two strings to one's bow

two strings to (one's) bow

Two or more ways of achieving success or accomplishing some task or activity. Well, at least you have two strings to your bow with that degree in accounting if your acting career doesn't take off. I always try to plan a project with an backup method, in case my first plan falls apart. It's always good to keep two strings to your bow!
See also: bow, string, two

two strings to one's bow

More than one means of reaching an objective, as in Louise hasn't heard yet, but she's got two strings to her bow-she can always appeal to the chairman . This expression alludes to a well-prepared archer, who carries a spare string in case one fails. [Mid-1400s]
See also: bow, string, two

two strings to one's bow

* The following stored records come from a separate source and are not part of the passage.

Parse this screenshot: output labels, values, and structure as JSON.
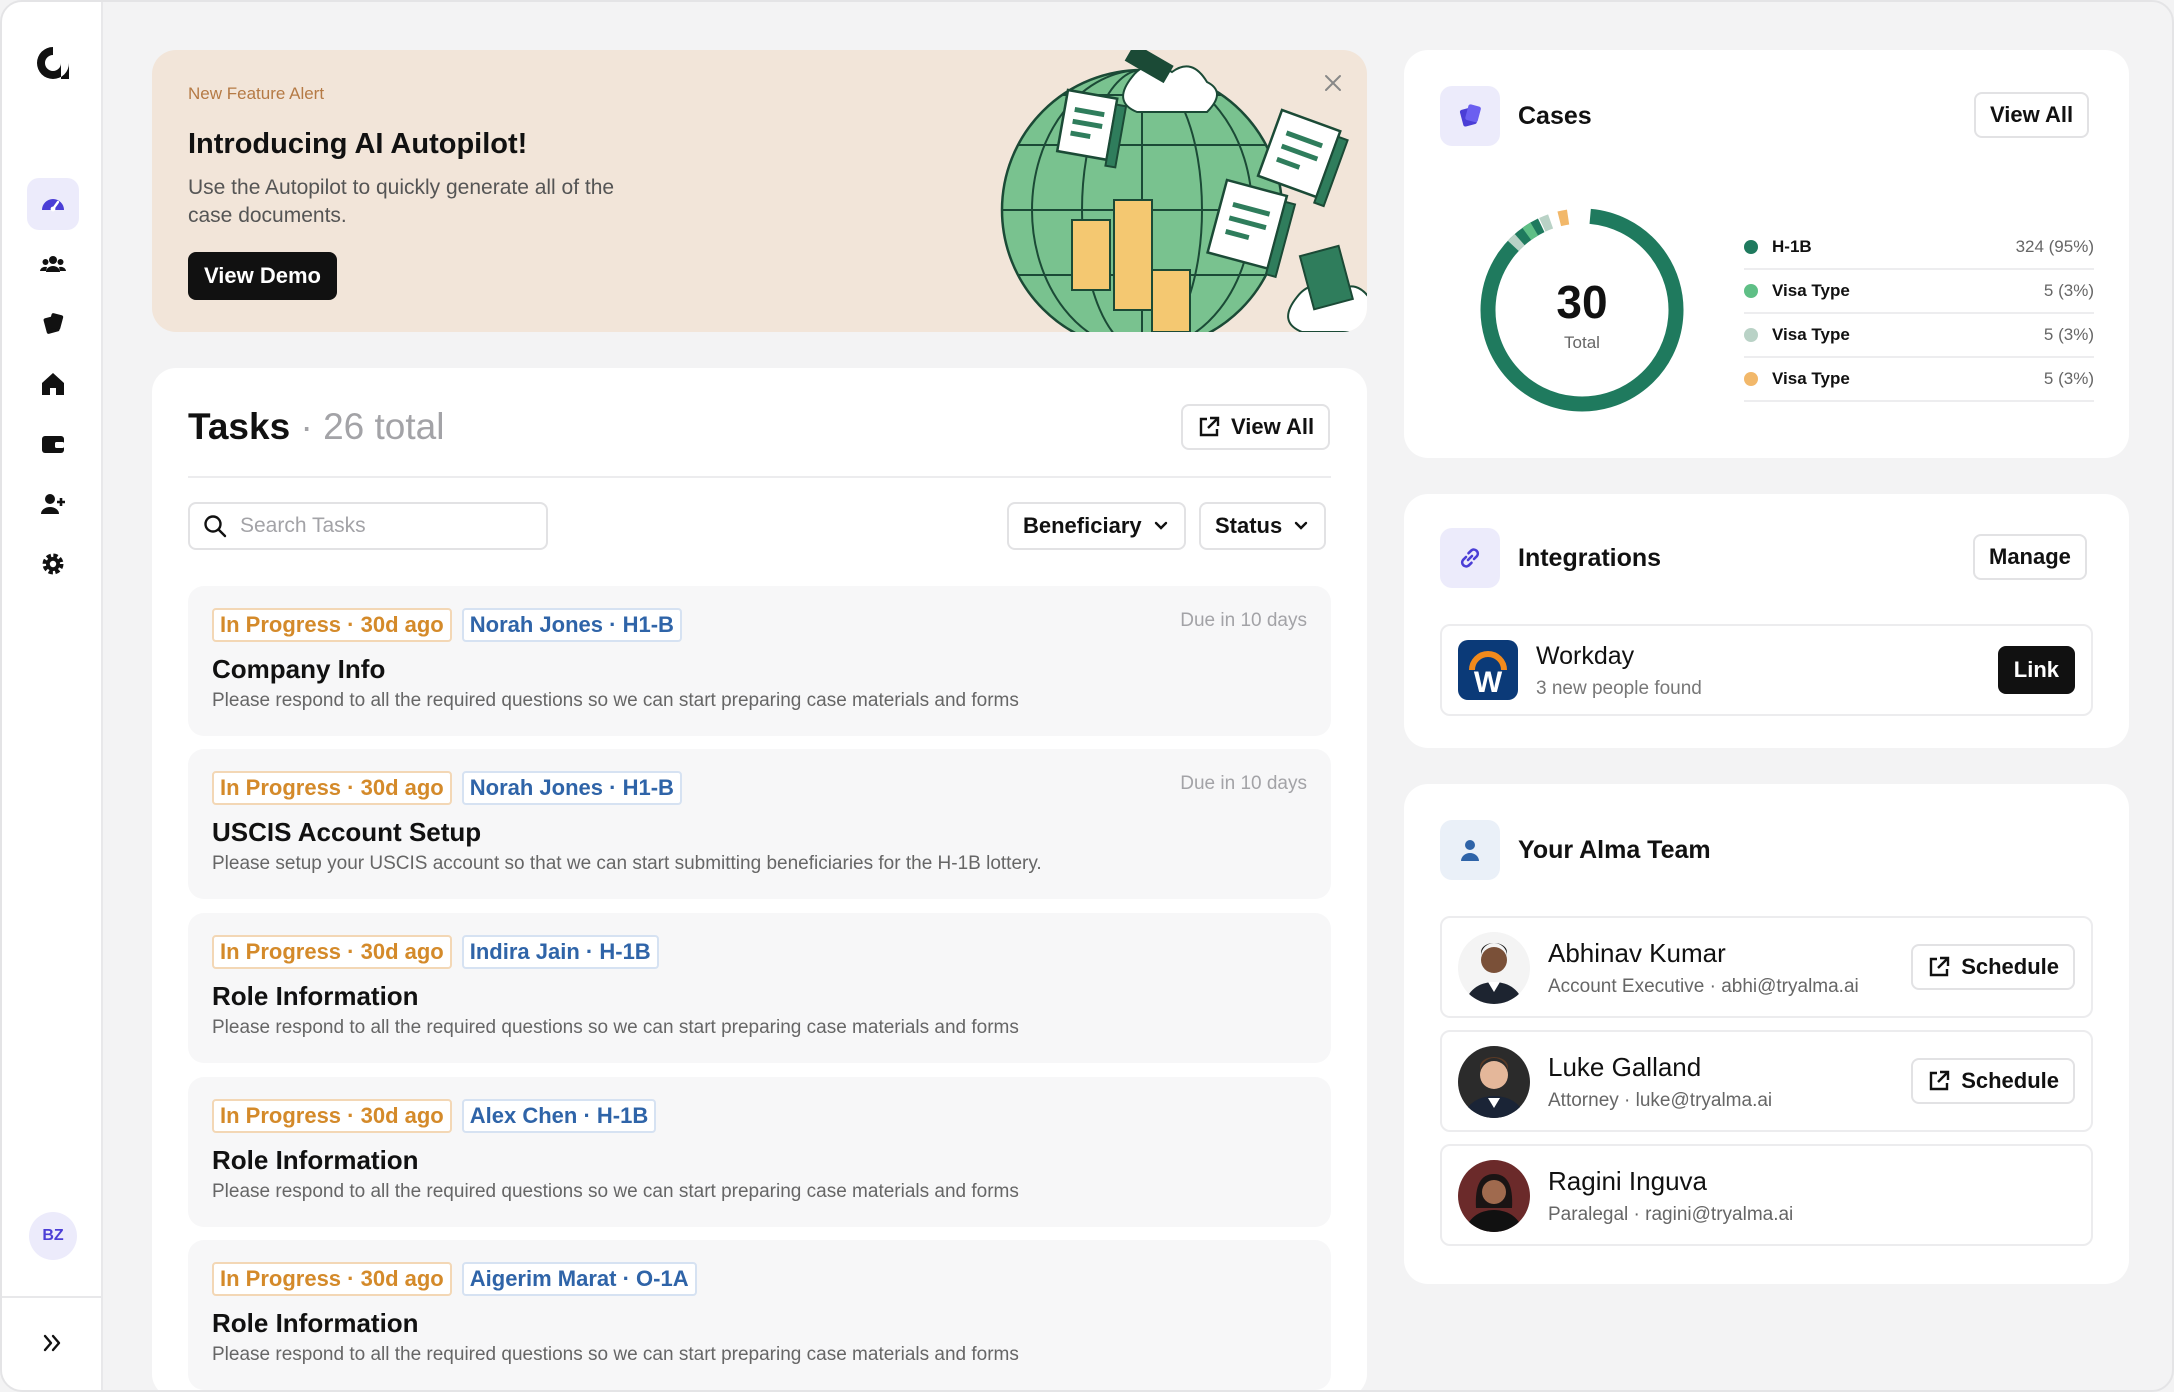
{
  "sidebar": {
    "logo": "alma-logo",
    "items": [
      {
        "name": "dashboard",
        "icon": "dashboard-icon",
        "active": true
      },
      {
        "name": "people",
        "icon": "users-icon",
        "active": false
      },
      {
        "name": "cases",
        "icon": "cases-icon",
        "active": false
      },
      {
        "name": "home",
        "icon": "home-icon",
        "active": false
      },
      {
        "name": "wallet",
        "icon": "wallet-icon",
        "active": false
      },
      {
        "name": "add-user",
        "icon": "add-user-icon",
        "active": false
      },
      {
        "name": "settings",
        "icon": "gear-icon",
        "active": false
      }
    ],
    "user_initials": "BZ",
    "expand_icon": "chevrons-right-icon"
  },
  "banner": {
    "kicker": "New Feature Alert",
    "title": "Introducing AI Autopilot!",
    "description": "Use the Autopilot to quickly generate all of the case documents.",
    "button_label": "View Demo",
    "close_icon": "close-icon"
  },
  "tasks": {
    "title": "Tasks",
    "count_label": "26 total",
    "view_all_label": "View All",
    "search_placeholder": "Search Tasks",
    "filters": [
      "Beneficiary",
      "Status"
    ],
    "items": [
      {
        "status": "In Progress",
        "age": "30d ago",
        "person": "Norah Jones",
        "visa": "H1-B",
        "due": "Due in 10 days",
        "title": "Company Info",
        "description": "Please respond to all the required questions so we can start preparing case materials and forms"
      },
      {
        "status": "In Progress",
        "age": "30d ago",
        "person": "Norah Jones",
        "visa": "H1-B",
        "due": "Due in 10 days",
        "title": "USCIS Account Setup",
        "description": "Please setup your USCIS account so that we can start submitting beneficiaries for the H-1B lottery."
      },
      {
        "status": "In Progress",
        "age": "30d ago",
        "person": "Indira Jain",
        "visa": "H-1B",
        "due": "",
        "title": "Role Information",
        "description": "Please respond to all the required questions so we can start preparing case materials and forms"
      },
      {
        "status": "In Progress",
        "age": "30d ago",
        "person": "Alex Chen",
        "visa": "H-1B",
        "due": "",
        "title": "Role Information",
        "description": "Please respond to all the required questions so we can start preparing case materials and forms"
      },
      {
        "status": "In Progress",
        "age": "30d ago",
        "person": "Aigerim Marat",
        "visa": "O-1A",
        "due": "",
        "title": "Role Information",
        "description": "Please respond to all the required questions so we can start preparing case materials and forms"
      }
    ]
  },
  "cases": {
    "title": "Cases",
    "view_all_label": "View All",
    "total": "30",
    "total_label": "Total",
    "legend": [
      {
        "label": "H-1B",
        "value": "324 (95%)",
        "color": "#1f7a5e"
      },
      {
        "label": "Visa Type",
        "value": "5 (3%)",
        "color": "#5fbf86"
      },
      {
        "label": "Visa Type",
        "value": "5 (3%)",
        "color": "#b9d2c6"
      },
      {
        "label": "Visa Type",
        "value": "5 (3%)",
        "color": "#f2b86a"
      }
    ]
  },
  "integrations": {
    "title": "Integrations",
    "manage_label": "Manage",
    "items": [
      {
        "name": "Workday",
        "subtitle": "3 new people found",
        "action": "Link",
        "logo_letter": "W"
      }
    ]
  },
  "team": {
    "title": "Your Alma Team",
    "members": [
      {
        "name": "Abhinav Kumar",
        "subtitle": "Account Executive · abhi@tryalma.ai",
        "action": "Schedule"
      },
      {
        "name": "Luke Galland",
        "subtitle": "Attorney · luke@tryalma.ai",
        "action": "Schedule"
      },
      {
        "name": "Ragini Inguva",
        "subtitle": "Paralegal · ragini@tryalma.ai",
        "action": ""
      }
    ]
  },
  "colors": {
    "accent": "#4b3ed6",
    "chart_green": "#1f7a5e",
    "banner_bg": "#f2e5d9",
    "status_orange": "#d48a2a",
    "person_blue": "#2f64a8"
  }
}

More than one way of reaching one’s goal. This term comes from the custom of archers carrying a reserve string. It first appeared in English in the mid-fifteenth century, and by 1546 it was in John Heywood’s proverb collection. In the nineteenth century a number of novelists, including Jane Austen and Anthony Trollope, used the term as a metaphor for lovers: if one love affair fails, there is always another lover to be had. The current cliché is used more generally to mean resources in reserve.
See also: bow, string, two